The Fed noted further that it would increase its holdings of Treasury securities by at least $500 billion and its mortgage-backed securities by at least $200 billion. Just eight days later, the Fed announced that it would purchase securities in the “amounts needed to support the smooth market functioning…”

On August 27, 2020, the Fed changed its inflation target from 2% to an average of 2% over time. In announcing the change the Fed said:

“The Committee judges that longer-term inflation expectations that are well anchored at 2 percent foster price stability and moderate long-term interest rates and enhance the Committee’s ability to promote maximum employment in the face of significant economic disturbances. In order to anchor longer-term inflation expectations at this level, the Committee seeks to achieve inflation that averages 2 percent over time, and therefore judges that, following periods when inflation has been running persistently below 2 percent, appropriate monetary policy will likely aim to achieve inflation moderately above 2 percent for some time.”

This statement didn’t explicitly say that the change was made to give the Fed more freedom to pursue the “full-employment” part of its Congressional mandate. However, it is difficult to rationalize another reason. The Fed’s assertion that inflation expectations will be more firmly anchored if some uncertainty is introduced into its inflation target makes no sense. It is difficult to see how setting a target of 2% that will be averaged over an unspecified period of time can anchor expectations better than having a fixed target of 2%.

The Fed decision to let the economy achieve full employment before taking any aggressive policy action is reflected in the fact that the inflation rate was nearly 8% before it took its first action. Moreover, the Fed’s response was anemic. On March 17, 2022, the Fed announced that it increased its target for the federal funds rate by 0.25% and that it would begin reducing the size of its balance sheet on June 1, but never indicated the pace of the reduction.

Given its desire for the economy to achieve full employment, it was in no hurry to act. On May 4, the Fed announced that it increased the target by 0.50%. It increased the target by 0.75% at each of its regularly scheduled meetings in June, July and September. It took the Fed six months to increase its target for the federal funds rate 3 percentage points.

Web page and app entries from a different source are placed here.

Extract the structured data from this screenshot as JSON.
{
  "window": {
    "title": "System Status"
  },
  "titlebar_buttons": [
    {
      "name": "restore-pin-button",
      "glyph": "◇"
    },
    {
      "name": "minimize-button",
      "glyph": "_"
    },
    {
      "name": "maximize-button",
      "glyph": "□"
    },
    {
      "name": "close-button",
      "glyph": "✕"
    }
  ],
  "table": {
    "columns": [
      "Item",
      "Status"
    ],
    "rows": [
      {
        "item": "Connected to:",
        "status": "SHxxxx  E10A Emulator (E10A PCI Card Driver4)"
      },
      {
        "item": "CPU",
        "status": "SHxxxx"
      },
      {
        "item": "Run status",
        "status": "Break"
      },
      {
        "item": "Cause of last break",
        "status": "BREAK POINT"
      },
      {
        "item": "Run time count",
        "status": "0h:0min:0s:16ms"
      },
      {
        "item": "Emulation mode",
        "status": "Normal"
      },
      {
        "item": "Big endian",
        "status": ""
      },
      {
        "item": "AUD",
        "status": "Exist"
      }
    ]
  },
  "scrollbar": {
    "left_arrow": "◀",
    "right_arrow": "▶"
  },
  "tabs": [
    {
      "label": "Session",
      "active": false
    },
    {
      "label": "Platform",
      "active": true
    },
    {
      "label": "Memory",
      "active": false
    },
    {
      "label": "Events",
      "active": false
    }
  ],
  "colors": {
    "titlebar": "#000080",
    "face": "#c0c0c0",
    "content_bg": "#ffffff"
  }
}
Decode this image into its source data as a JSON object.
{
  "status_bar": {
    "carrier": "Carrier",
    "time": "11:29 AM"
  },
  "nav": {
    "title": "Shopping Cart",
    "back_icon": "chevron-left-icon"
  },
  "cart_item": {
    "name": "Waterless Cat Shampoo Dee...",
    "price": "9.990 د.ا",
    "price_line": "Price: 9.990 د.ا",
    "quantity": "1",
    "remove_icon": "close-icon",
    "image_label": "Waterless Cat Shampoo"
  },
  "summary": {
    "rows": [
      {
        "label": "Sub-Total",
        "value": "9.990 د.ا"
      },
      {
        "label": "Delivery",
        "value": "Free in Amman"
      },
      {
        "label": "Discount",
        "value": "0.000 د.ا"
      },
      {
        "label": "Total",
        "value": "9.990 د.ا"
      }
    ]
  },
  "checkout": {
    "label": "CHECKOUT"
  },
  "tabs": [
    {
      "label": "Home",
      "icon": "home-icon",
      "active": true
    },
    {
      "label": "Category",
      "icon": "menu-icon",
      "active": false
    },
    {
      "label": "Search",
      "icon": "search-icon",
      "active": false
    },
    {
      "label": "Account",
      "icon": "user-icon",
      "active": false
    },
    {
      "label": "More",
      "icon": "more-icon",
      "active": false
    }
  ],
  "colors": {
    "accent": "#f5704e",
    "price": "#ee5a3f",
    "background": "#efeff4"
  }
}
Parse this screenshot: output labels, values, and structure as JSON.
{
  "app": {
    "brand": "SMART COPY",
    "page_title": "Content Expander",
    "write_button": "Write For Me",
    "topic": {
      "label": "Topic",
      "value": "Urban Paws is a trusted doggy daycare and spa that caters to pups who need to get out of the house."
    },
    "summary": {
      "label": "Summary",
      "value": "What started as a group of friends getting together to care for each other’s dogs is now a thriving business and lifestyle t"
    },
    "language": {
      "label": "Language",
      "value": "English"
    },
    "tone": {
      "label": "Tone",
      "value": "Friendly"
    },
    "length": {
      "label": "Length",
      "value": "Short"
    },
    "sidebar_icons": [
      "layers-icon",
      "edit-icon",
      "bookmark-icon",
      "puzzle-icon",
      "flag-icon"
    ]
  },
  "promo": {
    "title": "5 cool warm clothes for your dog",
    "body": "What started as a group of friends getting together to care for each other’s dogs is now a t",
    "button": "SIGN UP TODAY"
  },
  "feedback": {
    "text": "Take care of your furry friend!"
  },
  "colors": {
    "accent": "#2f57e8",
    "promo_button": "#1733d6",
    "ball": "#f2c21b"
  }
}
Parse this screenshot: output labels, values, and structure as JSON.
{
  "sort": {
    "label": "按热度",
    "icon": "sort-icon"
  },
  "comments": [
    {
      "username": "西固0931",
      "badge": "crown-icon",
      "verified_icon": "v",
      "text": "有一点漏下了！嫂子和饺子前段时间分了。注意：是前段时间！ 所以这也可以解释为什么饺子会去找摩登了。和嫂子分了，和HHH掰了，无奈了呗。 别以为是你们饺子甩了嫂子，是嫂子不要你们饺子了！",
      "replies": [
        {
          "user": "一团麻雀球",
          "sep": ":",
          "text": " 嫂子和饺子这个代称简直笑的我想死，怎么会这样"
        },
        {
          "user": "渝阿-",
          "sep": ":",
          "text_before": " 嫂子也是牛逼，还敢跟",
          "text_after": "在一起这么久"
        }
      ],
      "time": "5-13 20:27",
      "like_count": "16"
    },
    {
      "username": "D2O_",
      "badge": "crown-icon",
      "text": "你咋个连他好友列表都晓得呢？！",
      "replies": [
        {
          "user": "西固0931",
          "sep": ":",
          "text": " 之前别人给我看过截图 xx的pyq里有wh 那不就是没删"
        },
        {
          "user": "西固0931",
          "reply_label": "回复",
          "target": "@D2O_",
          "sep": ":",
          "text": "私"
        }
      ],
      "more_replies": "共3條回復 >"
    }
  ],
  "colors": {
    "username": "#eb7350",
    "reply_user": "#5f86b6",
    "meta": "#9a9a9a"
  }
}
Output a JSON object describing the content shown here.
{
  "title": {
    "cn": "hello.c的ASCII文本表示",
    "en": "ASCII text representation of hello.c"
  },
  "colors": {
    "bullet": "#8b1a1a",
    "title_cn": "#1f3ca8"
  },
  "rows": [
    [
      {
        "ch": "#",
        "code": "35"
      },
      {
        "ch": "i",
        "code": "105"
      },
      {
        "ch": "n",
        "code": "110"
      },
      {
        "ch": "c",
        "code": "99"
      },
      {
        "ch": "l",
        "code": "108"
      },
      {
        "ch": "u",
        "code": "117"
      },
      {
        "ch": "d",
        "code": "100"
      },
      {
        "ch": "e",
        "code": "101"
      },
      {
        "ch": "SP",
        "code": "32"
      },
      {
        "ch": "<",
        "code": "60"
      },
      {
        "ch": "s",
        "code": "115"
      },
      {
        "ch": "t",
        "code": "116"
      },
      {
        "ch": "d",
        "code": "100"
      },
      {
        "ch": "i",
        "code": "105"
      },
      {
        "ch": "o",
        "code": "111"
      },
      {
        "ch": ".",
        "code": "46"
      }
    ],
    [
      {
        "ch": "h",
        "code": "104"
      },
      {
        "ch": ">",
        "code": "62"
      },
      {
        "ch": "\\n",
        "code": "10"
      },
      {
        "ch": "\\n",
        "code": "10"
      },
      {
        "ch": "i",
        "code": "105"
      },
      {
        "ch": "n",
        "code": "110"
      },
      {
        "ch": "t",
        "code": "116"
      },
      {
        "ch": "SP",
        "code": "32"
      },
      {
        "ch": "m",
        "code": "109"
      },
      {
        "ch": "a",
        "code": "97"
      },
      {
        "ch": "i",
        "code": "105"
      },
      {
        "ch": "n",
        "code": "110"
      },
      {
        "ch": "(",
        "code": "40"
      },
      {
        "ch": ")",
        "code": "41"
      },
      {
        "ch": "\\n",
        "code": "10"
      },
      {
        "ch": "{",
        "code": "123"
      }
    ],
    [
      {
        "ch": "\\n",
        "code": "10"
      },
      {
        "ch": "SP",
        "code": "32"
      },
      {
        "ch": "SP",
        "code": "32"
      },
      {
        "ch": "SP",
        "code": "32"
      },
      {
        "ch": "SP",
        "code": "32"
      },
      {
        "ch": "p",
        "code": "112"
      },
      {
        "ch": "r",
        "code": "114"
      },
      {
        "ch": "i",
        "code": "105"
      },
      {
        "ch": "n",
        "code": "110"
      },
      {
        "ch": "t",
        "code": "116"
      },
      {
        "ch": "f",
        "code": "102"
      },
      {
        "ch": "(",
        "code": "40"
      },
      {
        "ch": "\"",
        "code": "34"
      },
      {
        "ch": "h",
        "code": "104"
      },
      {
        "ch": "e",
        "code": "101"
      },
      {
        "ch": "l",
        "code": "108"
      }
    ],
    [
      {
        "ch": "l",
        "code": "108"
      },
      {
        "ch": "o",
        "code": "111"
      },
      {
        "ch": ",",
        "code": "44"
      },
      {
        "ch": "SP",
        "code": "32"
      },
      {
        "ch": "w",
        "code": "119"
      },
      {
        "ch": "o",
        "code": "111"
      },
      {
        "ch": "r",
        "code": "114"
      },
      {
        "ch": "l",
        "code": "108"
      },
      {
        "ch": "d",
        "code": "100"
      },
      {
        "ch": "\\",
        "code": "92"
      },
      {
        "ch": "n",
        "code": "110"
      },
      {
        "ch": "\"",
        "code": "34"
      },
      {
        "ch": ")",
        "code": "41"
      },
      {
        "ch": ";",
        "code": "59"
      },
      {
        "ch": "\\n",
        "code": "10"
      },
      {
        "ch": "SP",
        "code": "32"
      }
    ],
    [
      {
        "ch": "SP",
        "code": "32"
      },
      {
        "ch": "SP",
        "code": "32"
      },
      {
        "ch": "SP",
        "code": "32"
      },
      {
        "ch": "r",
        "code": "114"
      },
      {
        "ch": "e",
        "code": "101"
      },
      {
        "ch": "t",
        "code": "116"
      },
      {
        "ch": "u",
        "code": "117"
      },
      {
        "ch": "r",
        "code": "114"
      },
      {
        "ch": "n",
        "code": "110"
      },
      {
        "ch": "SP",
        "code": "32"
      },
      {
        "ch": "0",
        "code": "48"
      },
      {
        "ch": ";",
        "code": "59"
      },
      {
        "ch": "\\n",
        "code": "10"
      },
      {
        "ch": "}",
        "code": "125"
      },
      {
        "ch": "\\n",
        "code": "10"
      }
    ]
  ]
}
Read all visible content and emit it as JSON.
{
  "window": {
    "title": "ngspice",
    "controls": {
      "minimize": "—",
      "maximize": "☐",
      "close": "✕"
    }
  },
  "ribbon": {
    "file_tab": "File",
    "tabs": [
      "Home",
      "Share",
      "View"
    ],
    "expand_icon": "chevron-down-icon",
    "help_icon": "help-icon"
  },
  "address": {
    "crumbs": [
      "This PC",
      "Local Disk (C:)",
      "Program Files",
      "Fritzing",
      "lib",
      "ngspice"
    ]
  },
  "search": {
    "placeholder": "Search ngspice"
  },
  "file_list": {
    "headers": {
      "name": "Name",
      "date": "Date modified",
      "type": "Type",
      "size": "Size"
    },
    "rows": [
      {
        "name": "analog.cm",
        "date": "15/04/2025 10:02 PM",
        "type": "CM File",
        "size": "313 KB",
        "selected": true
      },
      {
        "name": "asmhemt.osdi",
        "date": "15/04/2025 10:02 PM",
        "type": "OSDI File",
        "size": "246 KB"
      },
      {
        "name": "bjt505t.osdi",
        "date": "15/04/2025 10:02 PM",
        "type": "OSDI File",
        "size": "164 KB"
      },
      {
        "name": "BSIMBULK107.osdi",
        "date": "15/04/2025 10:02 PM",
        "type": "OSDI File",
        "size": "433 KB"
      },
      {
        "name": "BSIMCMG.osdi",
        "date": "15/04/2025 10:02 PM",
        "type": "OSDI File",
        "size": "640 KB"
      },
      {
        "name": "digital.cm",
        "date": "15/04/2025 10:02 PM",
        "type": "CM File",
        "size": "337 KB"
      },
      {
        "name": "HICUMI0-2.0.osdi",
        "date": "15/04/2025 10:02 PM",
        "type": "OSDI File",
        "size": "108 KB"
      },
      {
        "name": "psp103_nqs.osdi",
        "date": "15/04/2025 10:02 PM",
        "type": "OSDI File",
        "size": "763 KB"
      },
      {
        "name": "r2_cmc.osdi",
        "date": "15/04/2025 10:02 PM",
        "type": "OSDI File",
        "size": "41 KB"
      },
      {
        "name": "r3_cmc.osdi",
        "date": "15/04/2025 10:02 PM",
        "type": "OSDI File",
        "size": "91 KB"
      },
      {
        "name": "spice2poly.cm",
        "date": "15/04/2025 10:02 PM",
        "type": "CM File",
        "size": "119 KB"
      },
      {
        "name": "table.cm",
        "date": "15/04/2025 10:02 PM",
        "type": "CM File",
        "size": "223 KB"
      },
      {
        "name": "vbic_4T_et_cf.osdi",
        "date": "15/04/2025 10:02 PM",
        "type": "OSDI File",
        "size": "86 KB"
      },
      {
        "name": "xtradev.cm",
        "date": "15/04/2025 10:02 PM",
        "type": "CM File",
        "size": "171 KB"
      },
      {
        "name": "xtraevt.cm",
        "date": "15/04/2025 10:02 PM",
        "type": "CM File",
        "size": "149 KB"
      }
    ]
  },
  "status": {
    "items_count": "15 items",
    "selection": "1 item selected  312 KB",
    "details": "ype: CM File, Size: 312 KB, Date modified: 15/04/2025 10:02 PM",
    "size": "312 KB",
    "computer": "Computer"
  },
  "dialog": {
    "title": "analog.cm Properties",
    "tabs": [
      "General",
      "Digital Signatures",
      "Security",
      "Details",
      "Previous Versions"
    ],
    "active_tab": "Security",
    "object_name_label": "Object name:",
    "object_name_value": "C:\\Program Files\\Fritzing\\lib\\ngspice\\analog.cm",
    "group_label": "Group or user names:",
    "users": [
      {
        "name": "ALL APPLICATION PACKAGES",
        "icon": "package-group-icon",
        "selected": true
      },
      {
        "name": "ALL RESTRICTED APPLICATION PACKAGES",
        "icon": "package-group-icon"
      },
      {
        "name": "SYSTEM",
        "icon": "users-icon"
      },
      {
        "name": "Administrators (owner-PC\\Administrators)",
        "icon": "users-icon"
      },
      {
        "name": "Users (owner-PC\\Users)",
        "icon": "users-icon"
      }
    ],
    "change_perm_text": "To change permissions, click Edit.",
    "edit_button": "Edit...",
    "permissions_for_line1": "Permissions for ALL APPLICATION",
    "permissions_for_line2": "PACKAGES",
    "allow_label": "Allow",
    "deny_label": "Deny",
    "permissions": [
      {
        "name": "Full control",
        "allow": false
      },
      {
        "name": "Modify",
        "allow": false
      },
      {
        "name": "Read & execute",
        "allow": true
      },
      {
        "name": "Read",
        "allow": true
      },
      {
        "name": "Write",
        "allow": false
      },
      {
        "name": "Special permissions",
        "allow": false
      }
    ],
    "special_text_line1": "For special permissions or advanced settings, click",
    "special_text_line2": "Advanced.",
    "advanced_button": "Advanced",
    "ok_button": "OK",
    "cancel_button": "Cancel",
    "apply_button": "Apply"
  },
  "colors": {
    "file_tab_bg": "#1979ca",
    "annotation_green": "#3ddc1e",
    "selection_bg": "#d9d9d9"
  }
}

During the pandemic it took the Fed just 12 days to reduce the target by half that amount.

A comparison of the Fed’s asset purchases from the end of February 2020 to the end of September 2020 with its sales from the end of February 2022 to the end of September 2022 also demonstrates that the Fed was much less aggressive in fighting inflation. The Fed increased its holdings of securities by about $2.2 trillion during the former period and reduced its holdings by about $100 billion during the latter period.

The Fed’s lackluster response to inflation clearly indicates that it is much less concerned about fighting inflation than it is maintaining employment. This is ironic in light of the fact that inflation hurts everyone, while a reduction in employment primarily affects those who become unemployed.

Furthermore, the income loss due to inflation is permanent for nearly everyone. If inflation averaged 8% this year, people whose income increases by 8% next year would still have lost 8% of their purchasing power during the year, even if the inflation was zero the next year.

Those whose incomes increase at a slower rate than inflation suffer a much larger and a more persistent loss. Even if their former purchasing power was eventually restored, the loss of purchasing power during the intervening period is permanent.

It is also the case that inflation is most damaging for low-income workers, anyone whose income tends to increase slowly, and especially those whose income is largely fixed and will never “catch up.” Multiple years of high inflation will have devastating consequences for such people. Consequently, it is hard to rationalize the Fed’s lackluster approach to fighting inflation.


This is a Hedgeye Guest Contributor piece written by Dr. Daniel Thornton. During his 33-year career at the St. Louis Fed, Thornton served as vice president and economic advisor. He currently runs D.L. Thornton Economics, an economic research consultancy. This piece does not necessarily reflect the opinion of Hedgeye.